▶ EXERCISE AIM
Please find the lines in the entries below that contain the word "JSON", and copy each one.

▶ GIVEN RECORDS
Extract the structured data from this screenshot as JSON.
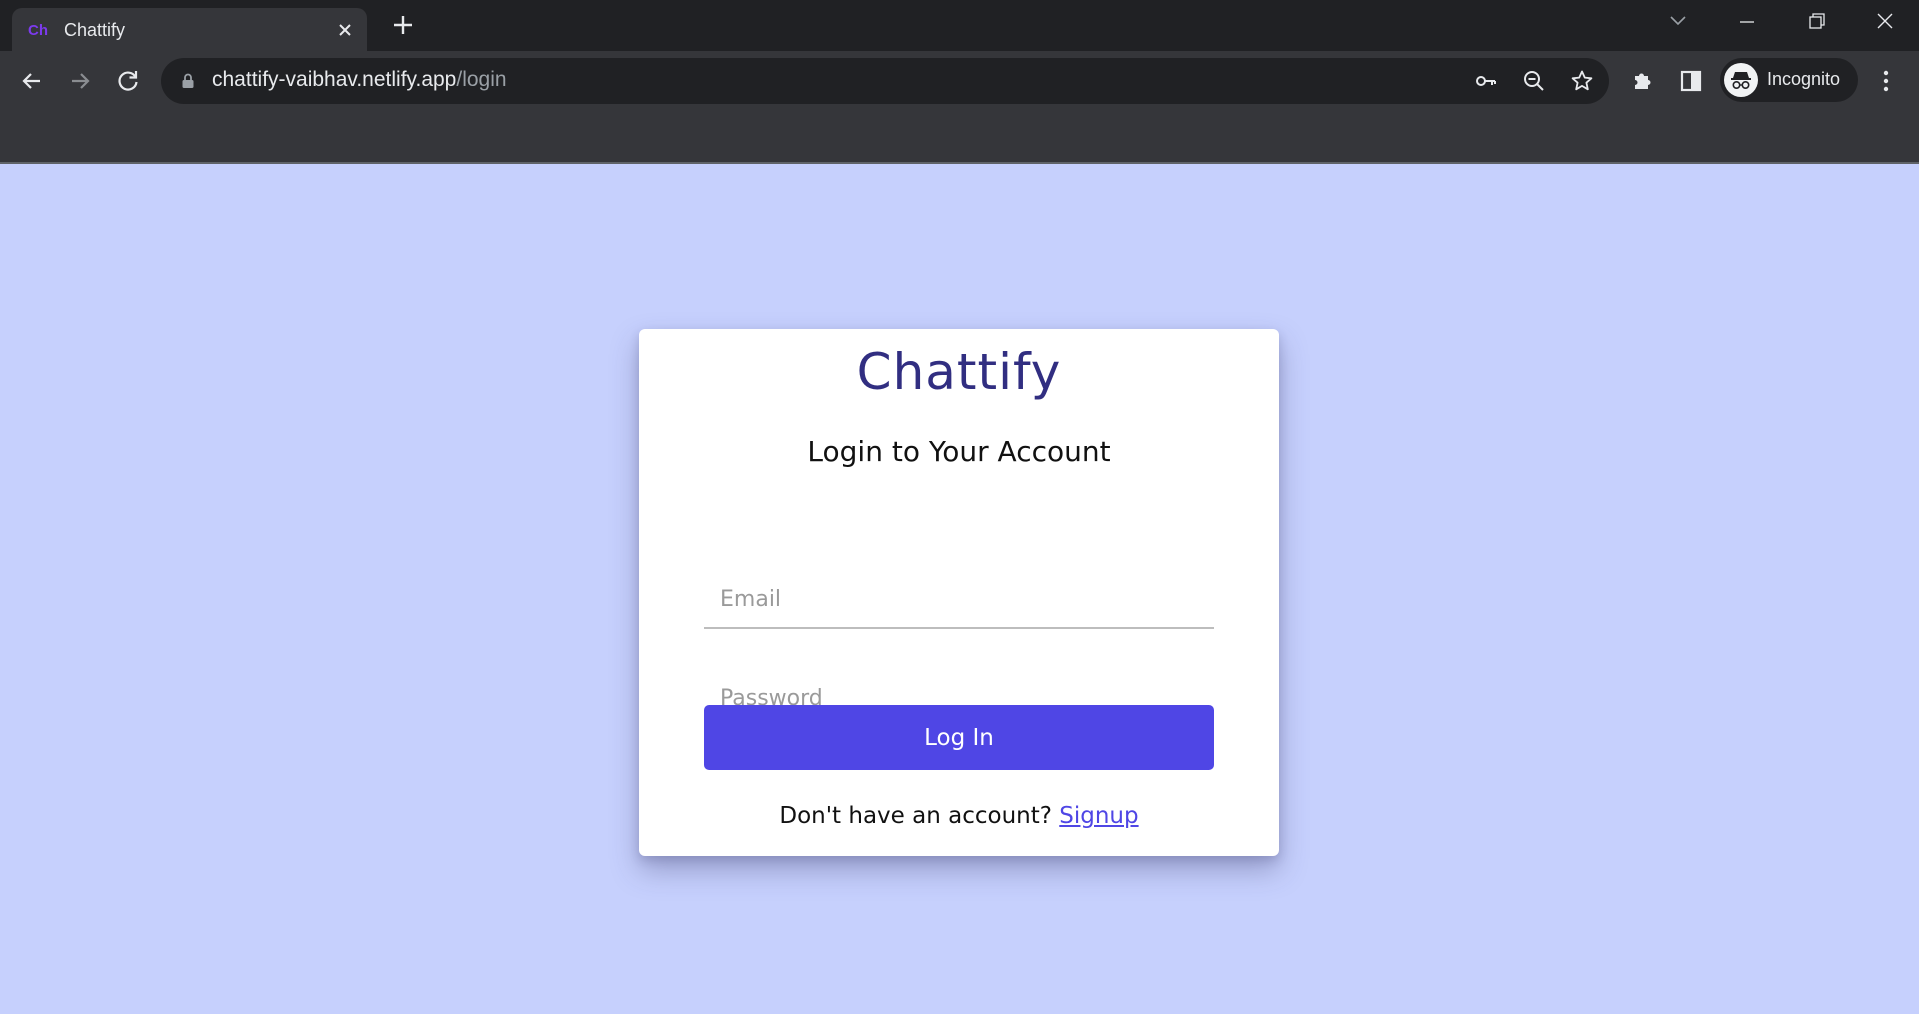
{
  "browser": {
    "tab": {
      "favicon_text": "Ch",
      "title": "Chattify"
    },
    "url": {
      "host": "chattify-vaibhav.netlify.app",
      "path": "/login"
    },
    "profile": {
      "label": "Incognito"
    },
    "icons": {
      "tab_close": "close-icon",
      "new_tab": "plus-icon",
      "back": "arrow-left-icon",
      "forward": "arrow-right-icon",
      "reload": "reload-icon",
      "lock": "lock-icon",
      "password": "key-icon",
      "zoom": "zoom-out-icon",
      "bookmark": "star-icon",
      "extensions": "puzzle-icon",
      "side_panel": "side-panel-icon",
      "menu": "kebab-menu-icon"
    }
  },
  "page": {
    "brand": "Chattify",
    "heading": "Login to Your Account",
    "email": {
      "placeholder": "Email",
      "value": ""
    },
    "password": {
      "placeholder": "Password",
      "value": ""
    },
    "login_button": "Log In",
    "signup_prompt": "Don't have an account?",
    "signup_link": "Signup"
  },
  "colors": {
    "page_background": "#c6d0fd",
    "brand": "#312e81",
    "primary_button": "#4f46e5",
    "link": "#4f46e5"
  }
}
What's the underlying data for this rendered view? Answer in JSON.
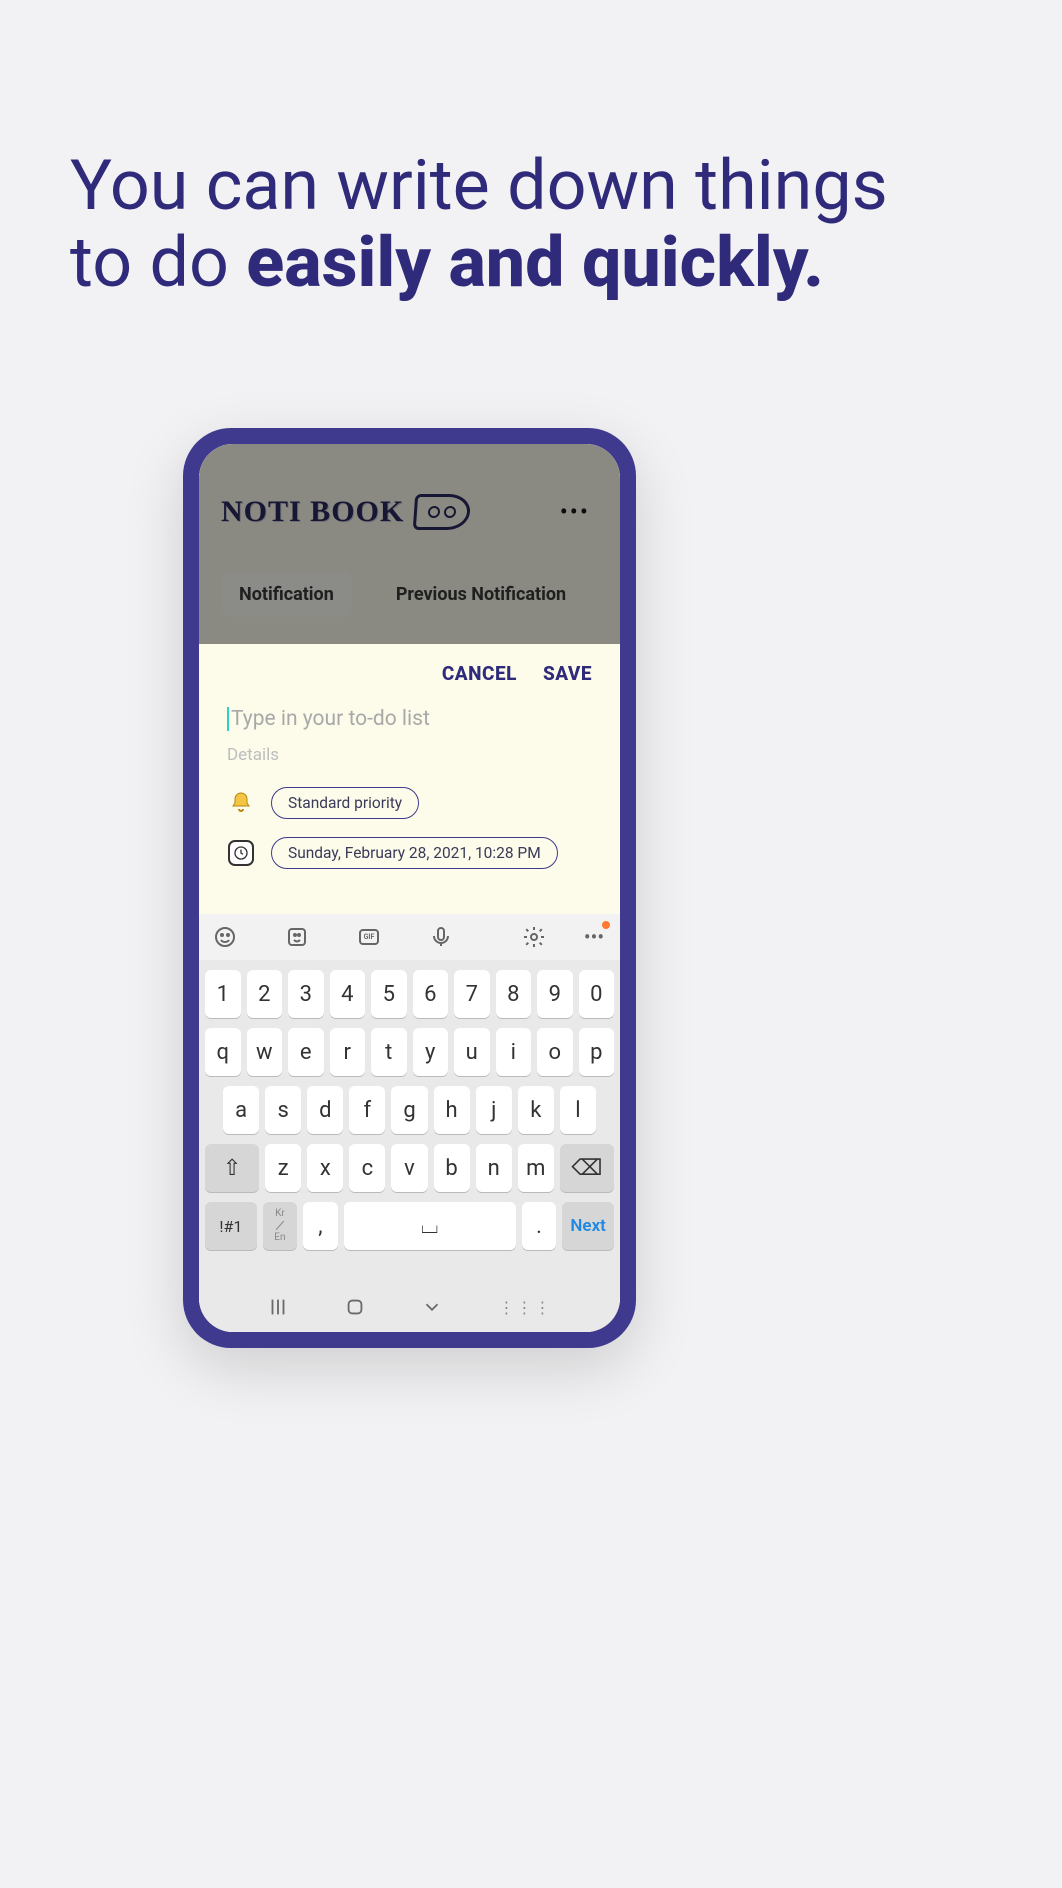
{
  "headline": {
    "line1": "You can write down things",
    "line2_plain": "to do ",
    "line2_bold": "easily and quickly."
  },
  "app": {
    "title": "NOTI BOOK",
    "menu_icon": "more-icon",
    "tabs": {
      "active": "Notification",
      "inactive": "Previous Notification"
    }
  },
  "sheet": {
    "cancel": "CANCEL",
    "save": "SAVE",
    "todo_placeholder": "Type in your to-do list",
    "details_placeholder": "Details",
    "priority_chip": "Standard priority",
    "datetime_chip": "Sunday, February 28, 2021, 10:28 PM"
  },
  "keyboard": {
    "row_num": [
      "1",
      "2",
      "3",
      "4",
      "5",
      "6",
      "7",
      "8",
      "9",
      "0"
    ],
    "row_q": [
      "q",
      "w",
      "e",
      "r",
      "t",
      "y",
      "u",
      "i",
      "o",
      "p"
    ],
    "row_a": [
      "a",
      "s",
      "d",
      "f",
      "g",
      "h",
      "j",
      "k",
      "l"
    ],
    "row_z": [
      "z",
      "x",
      "c",
      "v",
      "b",
      "n",
      "m"
    ],
    "shift": "⇧",
    "backspace": "⌫",
    "symbols": "!#1",
    "lang_top": "Kr",
    "lang_bot": "En",
    "comma": ",",
    "space": "⌴",
    "period": ".",
    "next": "Next"
  }
}
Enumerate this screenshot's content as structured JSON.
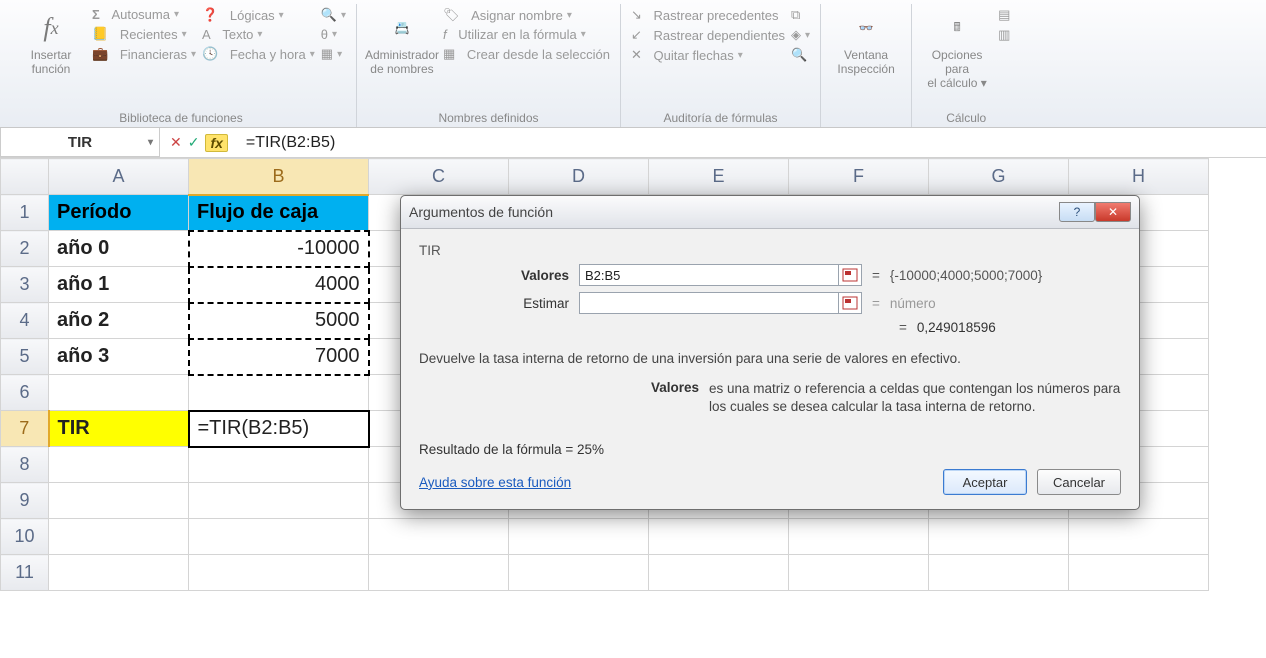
{
  "ribbon": {
    "insert_function": "Insertar función",
    "fx": "fx",
    "lib": {
      "autosuma": "Autosuma",
      "recientes": "Recientes",
      "financieras": "Financieras",
      "logicas": "Lógicas",
      "texto": "Texto",
      "fechahora": "Fecha y hora",
      "title": "Biblioteca de funciones"
    },
    "names": {
      "admin1": "Administrador",
      "admin2": "de nombres",
      "asignar": "Asignar nombre",
      "utilizar": "Utilizar en la fórmula",
      "crear": "Crear desde la selección",
      "title": "Nombres definidos"
    },
    "audit": {
      "prec": "Rastrear precedentes",
      "dep": "Rastrear dependientes",
      "quitar": "Quitar flechas",
      "title": "Auditoría de fórmulas"
    },
    "ventana1": "Ventana",
    "ventana2": "Inspección",
    "calc": {
      "opt1": "Opciones para",
      "opt2": "el cálculo",
      "title": "Cálculo"
    }
  },
  "formula_bar": {
    "name_box": "TIR",
    "formula": "=TIR(B2:B5)"
  },
  "columns": [
    "A",
    "B",
    "C",
    "D",
    "E",
    "F",
    "G",
    "H"
  ],
  "rows": [
    "1",
    "2",
    "3",
    "4",
    "5",
    "6",
    "7",
    "8",
    "9",
    "10",
    "11"
  ],
  "cells": {
    "A1": "Período",
    "B1": "Flujo de caja",
    "A2": "año 0",
    "B2": "-10000",
    "A3": "año 1",
    "B3": "4000",
    "A4": "año 2",
    "B4": "5000",
    "A5": "año 3",
    "B5": "7000",
    "A7": "TIR",
    "B7": "=TIR(B2:B5)"
  },
  "dialog": {
    "title": "Argumentos de función",
    "fn": "TIR",
    "args": {
      "valores_label": "Valores",
      "valores_value": "B2:B5",
      "valores_result": "{-10000;4000;5000;7000}",
      "estimar_label": "Estimar",
      "estimar_value": "",
      "estimar_result": "número"
    },
    "intermediate": "0,249018596",
    "description": "Devuelve la tasa interna de retorno de una inversión para una serie de valores en efectivo.",
    "arg_help_label": "Valores",
    "arg_help_text": "es una matriz o referencia a celdas que contengan los números para los cuales se desea calcular la tasa interna de retorno.",
    "result_label": "Resultado de la fórmula = ",
    "result_value": "25%",
    "help_link": "Ayuda sobre esta función",
    "ok": "Aceptar",
    "cancel": "Cancelar"
  }
}
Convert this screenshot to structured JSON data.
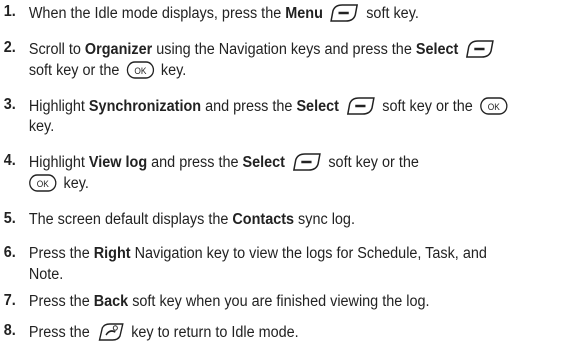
{
  "steps": [
    {
      "n": "1.",
      "t1": "When the Idle mode displays, press the ",
      "b1": "Menu",
      "t2": " soft key."
    },
    {
      "n": "2.",
      "t1": "Scroll to ",
      "b1": "Organizer",
      "t2": " using the Navigation keys and press the ",
      "b2": "Select",
      "l2a": "soft key or the ",
      "l2b": " key."
    },
    {
      "n": "3.",
      "t1": "Highlight ",
      "b1": "Synchronization",
      "t2": " and press the ",
      "b2": "Select",
      "t3": " soft key or the ",
      "l2": "key."
    },
    {
      "n": "4.",
      "t1": "Highlight ",
      "b1": "View log",
      "t2": " and press the ",
      "b2": "Select",
      "t3": " soft key or the",
      "l2": " key."
    },
    {
      "n": "5.",
      "t1": "The screen default displays the ",
      "b1": "Contacts",
      "t2": " sync log."
    },
    {
      "n": "6.",
      "t1": "Press the ",
      "b1": "Right",
      "t2": " Navigation key to view the logs for Schedule, Task, and",
      "l2": "Note."
    },
    {
      "n": "7.",
      "t1": "Press the ",
      "b1": "Back",
      "t2": " soft key when you are finished viewing the log."
    },
    {
      "n": "8.",
      "t1": "Press the ",
      "t2": " key to return to Idle mode."
    }
  ],
  "icons": {
    "soft_key": "left-soft-key-icon",
    "ok_key": "ok-key-icon",
    "end_key": "end-power-key-icon"
  },
  "ok_label": "OK",
  "colors": {
    "text": "#222222",
    "number": "#222222"
  }
}
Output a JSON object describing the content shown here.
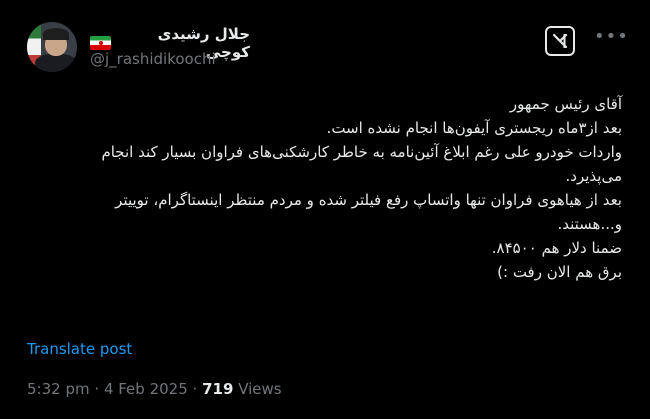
{
  "author": {
    "display_name": "جلال رشیدی کوچی",
    "handle": "@j_rashidikoochi",
    "verified_flag": "iran-flag-icon"
  },
  "tweet": {
    "lines": [
      "آقای رئیس جمهور",
      "بعد از۳ماه ریجستری آیفون‌ها انجام نشده است.",
      "واردات خودرو علی رغم ابلاغ آئین‌نامه به خاطر کارشکنی‌های فراوان بسیار کند انجام",
      "می‌پذیرد.",
      "بعد از هیاهوی فراوان تنها واتساپ رفع فیلتر شده و مردم منتظر اینستاگرام، توییتر",
      "و...هستند.",
      "ضمنا دلار هم  ۸۴۵۰۰.",
      "برق هم الان رفت :)"
    ]
  },
  "translate_label": "Translate post",
  "meta": {
    "time": "5:32 pm",
    "sep1": "·",
    "date": "4 Feb 2025",
    "sep2": "·",
    "views_count": "719",
    "views_label": "Views"
  },
  "icons": {
    "grok": "grok-icon",
    "more": "more-icon"
  },
  "colors": {
    "background": "#000000",
    "text": "#e7e9ea",
    "muted": "#71767b",
    "link": "#1d9bf0"
  }
}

▶ SOLUTION TO THIS TASK
Extract the structured data from this screenshot as JSON.
What's the underlying data for this rendered view? Answer in JSON.
Enumerate this screenshot's content as structured JSON.
Convert this screenshot to structured JSON data.
Output a JSON object describing the content shown here.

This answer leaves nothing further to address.